May’s sales slipped 0.4 per cent from the previous month, which was mostly a result of a 9.6 per cent decline in sales of petroleum and coal products, which Statscan said was related to temporary shutdowns and some refineries. This came on the heels of a 1.1 per cent decline in April.
But to put in perspective, the $6.4-billion worth of petroleum and coal sales in May is still above the $6.3-billion sold one year earlier. Manufacturers may we viewing this kind of steady annual sales growth as no reason to cut hiring.
And there’s more reason for optimism when we look at annual changes in manufacturing sales as a whole: they are up 5.6 per cent compared with May 2011. In volume terms, sales were up 0.2 per cent in May compared with April – another positive sign.
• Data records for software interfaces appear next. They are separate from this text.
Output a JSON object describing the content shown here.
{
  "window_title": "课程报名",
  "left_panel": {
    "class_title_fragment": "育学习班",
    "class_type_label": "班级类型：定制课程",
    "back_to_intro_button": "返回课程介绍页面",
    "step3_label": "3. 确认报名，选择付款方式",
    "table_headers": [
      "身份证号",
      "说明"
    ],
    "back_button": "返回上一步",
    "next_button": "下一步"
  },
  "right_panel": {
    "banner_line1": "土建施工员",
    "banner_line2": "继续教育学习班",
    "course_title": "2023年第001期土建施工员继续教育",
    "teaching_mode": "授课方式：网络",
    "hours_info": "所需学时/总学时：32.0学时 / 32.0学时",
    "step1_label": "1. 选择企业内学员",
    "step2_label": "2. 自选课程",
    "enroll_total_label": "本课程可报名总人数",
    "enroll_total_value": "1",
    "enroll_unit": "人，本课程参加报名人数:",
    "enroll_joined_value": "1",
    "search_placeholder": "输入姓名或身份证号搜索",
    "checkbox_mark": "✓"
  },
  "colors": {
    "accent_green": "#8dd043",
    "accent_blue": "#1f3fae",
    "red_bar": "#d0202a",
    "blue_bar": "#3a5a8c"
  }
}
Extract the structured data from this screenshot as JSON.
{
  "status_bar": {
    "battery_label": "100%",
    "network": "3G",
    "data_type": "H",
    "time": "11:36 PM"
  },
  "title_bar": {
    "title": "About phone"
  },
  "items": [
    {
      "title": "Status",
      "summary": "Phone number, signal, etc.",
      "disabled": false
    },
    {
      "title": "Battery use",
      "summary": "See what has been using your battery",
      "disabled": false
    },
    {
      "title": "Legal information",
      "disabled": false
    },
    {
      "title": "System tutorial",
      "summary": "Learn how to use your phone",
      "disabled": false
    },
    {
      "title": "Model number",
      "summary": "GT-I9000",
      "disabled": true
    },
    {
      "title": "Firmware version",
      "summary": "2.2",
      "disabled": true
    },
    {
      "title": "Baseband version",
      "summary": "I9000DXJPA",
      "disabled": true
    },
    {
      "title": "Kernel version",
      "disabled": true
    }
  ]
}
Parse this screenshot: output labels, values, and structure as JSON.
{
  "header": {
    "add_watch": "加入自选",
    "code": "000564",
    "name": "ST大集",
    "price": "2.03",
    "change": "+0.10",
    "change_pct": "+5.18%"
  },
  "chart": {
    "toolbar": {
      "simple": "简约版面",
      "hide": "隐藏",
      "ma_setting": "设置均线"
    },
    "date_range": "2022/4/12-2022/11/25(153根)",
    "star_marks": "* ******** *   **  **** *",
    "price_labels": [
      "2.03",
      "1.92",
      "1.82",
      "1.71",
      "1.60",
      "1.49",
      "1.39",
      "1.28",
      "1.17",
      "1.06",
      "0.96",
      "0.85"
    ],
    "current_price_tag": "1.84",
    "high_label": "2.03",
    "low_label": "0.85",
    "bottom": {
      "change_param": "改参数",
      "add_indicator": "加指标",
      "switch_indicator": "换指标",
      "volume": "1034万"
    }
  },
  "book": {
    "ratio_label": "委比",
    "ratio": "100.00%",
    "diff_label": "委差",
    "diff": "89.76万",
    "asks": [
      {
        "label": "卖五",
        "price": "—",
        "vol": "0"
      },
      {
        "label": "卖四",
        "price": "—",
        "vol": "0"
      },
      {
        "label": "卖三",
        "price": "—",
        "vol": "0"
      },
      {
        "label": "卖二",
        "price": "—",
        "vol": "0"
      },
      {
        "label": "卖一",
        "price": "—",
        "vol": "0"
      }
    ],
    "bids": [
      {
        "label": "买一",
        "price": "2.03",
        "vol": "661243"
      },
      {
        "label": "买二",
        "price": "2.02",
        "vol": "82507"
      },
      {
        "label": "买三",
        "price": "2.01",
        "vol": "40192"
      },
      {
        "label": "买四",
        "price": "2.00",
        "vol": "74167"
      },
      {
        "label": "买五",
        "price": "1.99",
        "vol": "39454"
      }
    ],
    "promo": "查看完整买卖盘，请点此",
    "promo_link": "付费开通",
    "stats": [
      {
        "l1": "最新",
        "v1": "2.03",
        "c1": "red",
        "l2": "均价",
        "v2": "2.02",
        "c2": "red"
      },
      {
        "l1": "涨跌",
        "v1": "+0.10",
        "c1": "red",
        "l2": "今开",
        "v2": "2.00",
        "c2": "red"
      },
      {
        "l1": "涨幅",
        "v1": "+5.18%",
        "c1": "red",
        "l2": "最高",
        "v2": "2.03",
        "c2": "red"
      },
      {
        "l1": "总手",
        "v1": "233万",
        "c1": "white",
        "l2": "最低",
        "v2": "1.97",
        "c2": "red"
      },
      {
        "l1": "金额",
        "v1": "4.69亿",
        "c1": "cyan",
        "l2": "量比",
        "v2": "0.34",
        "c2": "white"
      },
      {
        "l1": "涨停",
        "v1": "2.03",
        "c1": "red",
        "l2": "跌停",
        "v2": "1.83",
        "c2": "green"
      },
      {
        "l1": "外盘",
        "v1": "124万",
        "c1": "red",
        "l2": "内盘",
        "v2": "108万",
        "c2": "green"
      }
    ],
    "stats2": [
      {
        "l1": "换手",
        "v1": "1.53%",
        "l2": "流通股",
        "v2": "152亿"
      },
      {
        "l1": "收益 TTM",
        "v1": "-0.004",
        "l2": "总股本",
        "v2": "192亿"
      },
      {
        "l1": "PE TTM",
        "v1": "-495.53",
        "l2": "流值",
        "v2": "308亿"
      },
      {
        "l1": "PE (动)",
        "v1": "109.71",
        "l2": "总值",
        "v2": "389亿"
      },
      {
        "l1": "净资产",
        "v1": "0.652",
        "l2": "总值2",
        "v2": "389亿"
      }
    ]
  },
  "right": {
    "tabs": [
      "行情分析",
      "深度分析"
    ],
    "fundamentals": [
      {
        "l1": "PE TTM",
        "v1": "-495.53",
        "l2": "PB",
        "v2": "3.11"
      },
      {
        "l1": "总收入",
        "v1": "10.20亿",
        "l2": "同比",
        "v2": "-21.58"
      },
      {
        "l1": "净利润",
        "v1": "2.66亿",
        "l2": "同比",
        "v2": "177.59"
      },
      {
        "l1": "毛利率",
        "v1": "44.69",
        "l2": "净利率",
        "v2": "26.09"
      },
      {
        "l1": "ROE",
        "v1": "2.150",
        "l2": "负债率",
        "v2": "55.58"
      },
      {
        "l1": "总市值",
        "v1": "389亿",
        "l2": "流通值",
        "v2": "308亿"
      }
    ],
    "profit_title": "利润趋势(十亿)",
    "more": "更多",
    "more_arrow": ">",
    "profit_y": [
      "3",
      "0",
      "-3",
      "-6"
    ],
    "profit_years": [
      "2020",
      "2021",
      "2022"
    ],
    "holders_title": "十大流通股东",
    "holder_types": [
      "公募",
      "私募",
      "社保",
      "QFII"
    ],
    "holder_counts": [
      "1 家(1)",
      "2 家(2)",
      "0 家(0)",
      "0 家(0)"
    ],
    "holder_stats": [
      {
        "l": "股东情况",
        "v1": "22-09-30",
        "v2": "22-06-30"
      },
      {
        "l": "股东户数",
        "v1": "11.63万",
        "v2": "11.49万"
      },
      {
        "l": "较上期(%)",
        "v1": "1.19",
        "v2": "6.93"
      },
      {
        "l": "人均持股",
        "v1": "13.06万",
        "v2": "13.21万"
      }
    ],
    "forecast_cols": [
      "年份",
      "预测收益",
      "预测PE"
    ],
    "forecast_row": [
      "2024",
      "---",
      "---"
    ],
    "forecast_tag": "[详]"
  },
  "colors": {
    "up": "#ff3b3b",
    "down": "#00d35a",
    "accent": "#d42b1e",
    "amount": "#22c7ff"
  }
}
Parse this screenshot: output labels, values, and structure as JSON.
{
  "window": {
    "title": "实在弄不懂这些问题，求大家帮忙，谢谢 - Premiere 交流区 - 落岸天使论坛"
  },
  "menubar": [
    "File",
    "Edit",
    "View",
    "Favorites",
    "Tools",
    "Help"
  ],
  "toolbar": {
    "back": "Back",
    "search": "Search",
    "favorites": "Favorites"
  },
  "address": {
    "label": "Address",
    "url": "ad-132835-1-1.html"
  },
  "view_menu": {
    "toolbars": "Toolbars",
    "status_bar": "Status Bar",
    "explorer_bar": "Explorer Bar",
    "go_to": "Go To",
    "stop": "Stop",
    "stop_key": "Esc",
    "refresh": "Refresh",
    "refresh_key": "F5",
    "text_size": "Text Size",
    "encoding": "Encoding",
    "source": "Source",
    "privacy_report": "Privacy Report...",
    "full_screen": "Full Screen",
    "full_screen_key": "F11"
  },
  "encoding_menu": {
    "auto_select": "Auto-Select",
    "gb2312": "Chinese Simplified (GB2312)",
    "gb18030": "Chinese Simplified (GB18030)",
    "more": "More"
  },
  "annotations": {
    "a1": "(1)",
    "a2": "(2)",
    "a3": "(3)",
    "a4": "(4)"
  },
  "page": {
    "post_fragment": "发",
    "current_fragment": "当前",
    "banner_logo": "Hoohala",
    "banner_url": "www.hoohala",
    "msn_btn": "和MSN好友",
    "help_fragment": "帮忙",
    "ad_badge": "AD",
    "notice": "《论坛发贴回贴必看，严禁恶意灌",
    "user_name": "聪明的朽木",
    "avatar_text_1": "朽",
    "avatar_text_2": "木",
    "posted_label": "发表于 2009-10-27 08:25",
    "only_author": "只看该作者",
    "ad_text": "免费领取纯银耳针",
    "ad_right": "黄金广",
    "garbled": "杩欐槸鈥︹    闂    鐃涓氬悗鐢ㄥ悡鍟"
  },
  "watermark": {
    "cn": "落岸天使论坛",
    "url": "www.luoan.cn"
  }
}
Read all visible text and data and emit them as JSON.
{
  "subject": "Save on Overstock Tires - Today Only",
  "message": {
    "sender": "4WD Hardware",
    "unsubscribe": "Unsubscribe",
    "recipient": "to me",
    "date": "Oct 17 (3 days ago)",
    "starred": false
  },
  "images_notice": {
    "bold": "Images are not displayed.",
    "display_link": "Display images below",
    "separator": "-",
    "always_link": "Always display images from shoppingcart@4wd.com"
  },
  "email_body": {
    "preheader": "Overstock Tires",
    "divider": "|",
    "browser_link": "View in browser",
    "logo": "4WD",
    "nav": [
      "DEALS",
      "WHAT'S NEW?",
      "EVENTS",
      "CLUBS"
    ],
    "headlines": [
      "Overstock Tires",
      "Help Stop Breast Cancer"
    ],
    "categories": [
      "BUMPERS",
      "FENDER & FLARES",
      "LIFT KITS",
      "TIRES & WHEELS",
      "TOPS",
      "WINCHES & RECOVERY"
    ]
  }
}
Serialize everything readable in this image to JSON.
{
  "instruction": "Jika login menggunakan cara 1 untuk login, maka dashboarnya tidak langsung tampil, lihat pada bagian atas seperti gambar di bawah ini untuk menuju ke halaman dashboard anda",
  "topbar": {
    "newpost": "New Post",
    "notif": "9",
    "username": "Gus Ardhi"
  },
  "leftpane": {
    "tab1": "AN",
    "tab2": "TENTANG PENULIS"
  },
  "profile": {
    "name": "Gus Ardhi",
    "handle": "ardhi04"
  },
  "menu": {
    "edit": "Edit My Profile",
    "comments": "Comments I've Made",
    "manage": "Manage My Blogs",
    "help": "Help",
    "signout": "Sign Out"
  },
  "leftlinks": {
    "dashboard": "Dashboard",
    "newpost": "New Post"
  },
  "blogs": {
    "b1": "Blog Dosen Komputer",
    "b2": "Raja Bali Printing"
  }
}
Still, a relatively high inventory to shipments ratio of 1.35 in May, up from 1.32 in April, is a sign manufacturers overall are dealing with weak growth in the second quarter after a disappointing first quarter.
While the aerospace and parts industry had a good month in May, with production up 65.8 per cent to $1.5-billion, sales in that industry are still 6.5 per cent below their level 12 months earlier. And sales in more than half of the other industries Statistics Canada tracks were down on a monthly basis.
Despite a few positive signs mixed in with the headline sales weakness, some economists are still expecting May’s lackluster manufacturing results to cut in to the month’s GDP figure, predicting it will be around 2 per cent.